What a gift for my birthday: sunshine and light among water, glass, and flowers. It’s hard to believe sometimes that light and angle make such a difference. Who would believe, for example, that these are the same flowers taken from a different angle in a later light?
What is it about birthdays? They are the same length as any other day, 24 hours. And yet, like milestones along the roadside, they mark our passage down the long journey of life. Miles, kilometers: my father could never make up his mind. When driving from Wales to Spain, he loved the miles, because they were fewer in number, yet he also loved the kilometers because, although there were more of them, they passed by more quickly.
Long journeys those: crossing the channel by ferry, then down the various routes nationales from the channel down to the Spanish border where we entered into Franco’s Spain, a very different world. Tricornios, the Guardia Civil, checking everything and everybody. We soon learned to carry an extra packet of cigarettes, some chocolate bars, something small that could be handed over or ‘confiscated’.
So what is it about birthdays, those milestones that mark our ways and our days? And where am I now on my life’s journey? Two years older than my mother, when she passed. Two years younger than my father. I look over my shoulder and see behind me the shadow of a bearded man, with a scythe, walking after me. He stoops at Lords cricket ground and, at six thirty, on the dot, he removes the bails from the stumps to signal the end of the day’s play.
Shadows are lengthening. I check my watch. The days are closing in. The umpires pass the stones they carry from hand to hand. One more over of seam, two or three more overs of spin? I adjust my stance at the crease, back away from the wicket and, like Sir Donald Bradman, I ask the umpire to give me a new guard …
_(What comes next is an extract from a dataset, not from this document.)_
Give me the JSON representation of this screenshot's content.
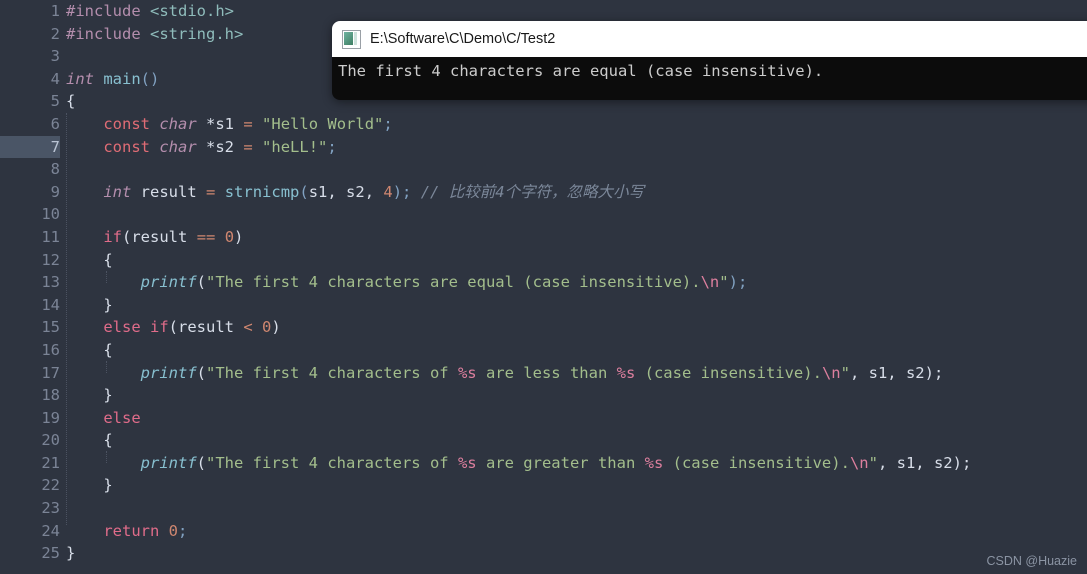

… I take it, scratch my marks in the crease, and look around me … shadows and the fielders are closing in.